**Task:**
Your output should be the complete listing, word for word, with no pictures in it.

**Task data:**

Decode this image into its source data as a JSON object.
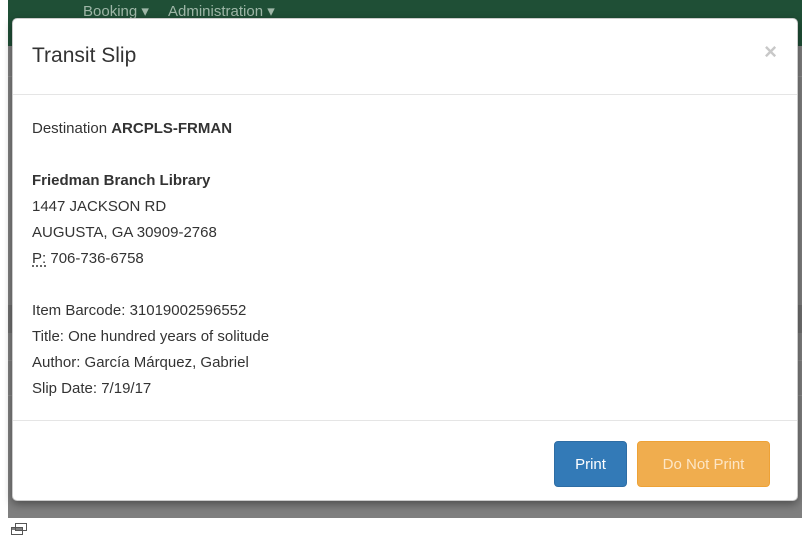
{
  "navbar": {
    "items": [
      {
        "label": "Booking ▾"
      },
      {
        "label": "Administration ▾"
      }
    ]
  },
  "modal": {
    "title": "Transit Slip",
    "close_label": "×",
    "destination": {
      "label": "Destination",
      "code": "ARCPLS-FRMAN"
    },
    "branch": {
      "name": "Friedman Branch Library",
      "street": "1447 JACKSON RD",
      "city_state_zip": "AUGUSTA, GA 30909-2768",
      "phone_abbr": "P:",
      "phone": "706-736-6758"
    },
    "item": {
      "barcode_label": "Item Barcode:",
      "barcode": "31019002596552",
      "title_label": "Title:",
      "title": "One hundred years of solitude",
      "author_label": "Author:",
      "author": "García Márquez, Gabriel",
      "slip_date_label": "Slip Date:",
      "slip_date": "7/19/17"
    },
    "buttons": {
      "print": "Print",
      "do_not_print": "Do Not Print"
    }
  },
  "colors": {
    "navbar": "#1f4f36",
    "primary": "#337ab7",
    "warning": "#f0ad4e",
    "backdrop": "#7f7f7f"
  },
  "icons": {
    "close": "close-icon",
    "resize": "resize-window-icon"
  }
}
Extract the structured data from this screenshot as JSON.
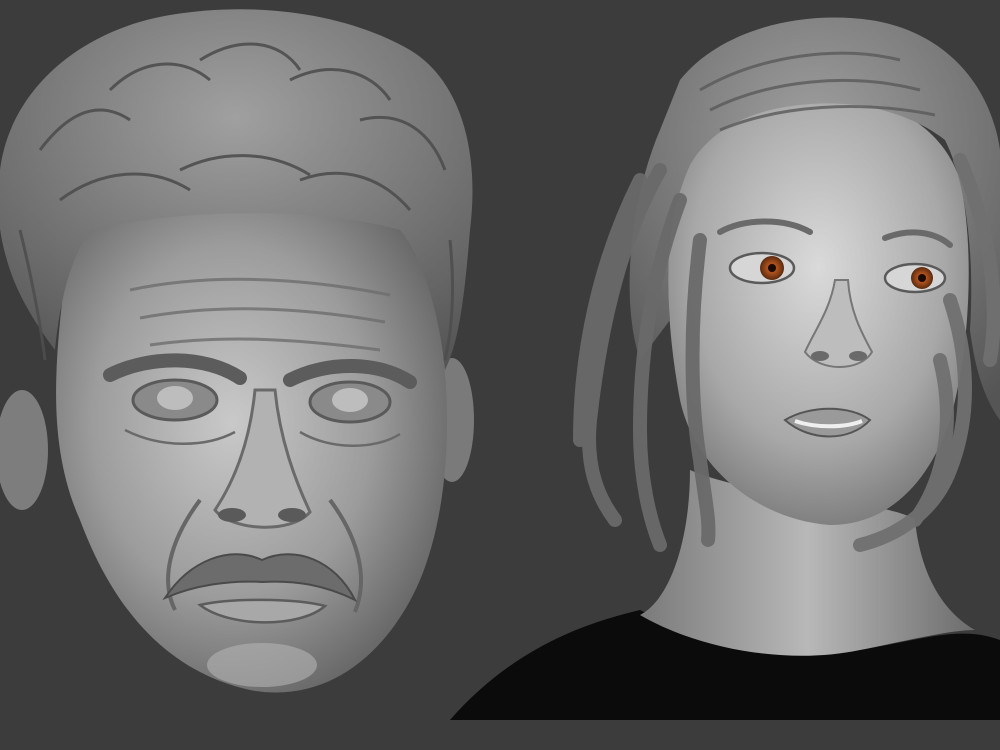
{
  "scene": {
    "background_color": "#3c3c3c",
    "sculpt_base_color": "#9a9a9a",
    "sculpt_shadow_color": "#5e5e5e",
    "sculpt_highlight_color": "#d8d8d8",
    "eye_color": "#b0521c",
    "shirt_color": "#0b0b0b"
  },
  "models": [
    {
      "name": "male-head-sculpt",
      "features": [
        "curly-hair",
        "mustache",
        "furrowed-brow"
      ]
    },
    {
      "name": "female-bust-sculpt",
      "features": [
        "wavy-hair",
        "amber-eyes",
        "black-shirt"
      ]
    }
  ]
}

**Answer for the task:**
Decode this image into its source data as a JSON object.
{
  "navbar": {
    "items": [
      {
        "label": "Booking ▾"
      },
      {
        "label": "Administration ▾"
      }
    ]
  },
  "modal": {
    "title": "Transit Slip",
    "close_label": "×",
    "destination": {
      "label": "Destination",
      "code": "ARCPLS-FRMAN"
    },
    "branch": {
      "name": "Friedman Branch Library",
      "street": "1447 JACKSON RD",
      "city_state_zip": "AUGUSTA, GA 30909-2768",
      "phone_abbr": "P:",
      "phone": "706-736-6758"
    },
    "item": {
      "barcode_label": "Item Barcode:",
      "barcode": "31019002596552",
      "title_label": "Title:",
      "title": "One hundred years of solitude",
      "author_label": "Author:",
      "author": "García Márquez, Gabriel",
      "slip_date_label": "Slip Date:",
      "slip_date": "7/19/17"
    },
    "buttons": {
      "print": "Print",
      "do_not_print": "Do Not Print"
    }
  },
  "colors": {
    "navbar": "#1f4f36",
    "primary": "#337ab7",
    "warning": "#f0ad4e",
    "backdrop": "#7f7f7f"
  },
  "icons": {
    "close": "close-icon",
    "resize": "resize-window-icon"
  }
}
Extract the structured data from this screenshot as JSON.
{
  "scene": {
    "background_color": "#3c3c3c",
    "sculpt_base_color": "#9a9a9a",
    "sculpt_shadow_color": "#5e5e5e",
    "sculpt_highlight_color": "#d8d8d8",
    "eye_color": "#b0521c",
    "shirt_color": "#0b0b0b"
  },
  "models": [
    {
      "name": "male-head-sculpt",
      "features": [
        "curly-hair",
        "mustache",
        "furrowed-brow"
      ]
    },
    {
      "name": "female-bust-sculpt",
      "features": [
        "wavy-hair",
        "amber-eyes",
        "black-shirt"
      ]
    }
  ]
}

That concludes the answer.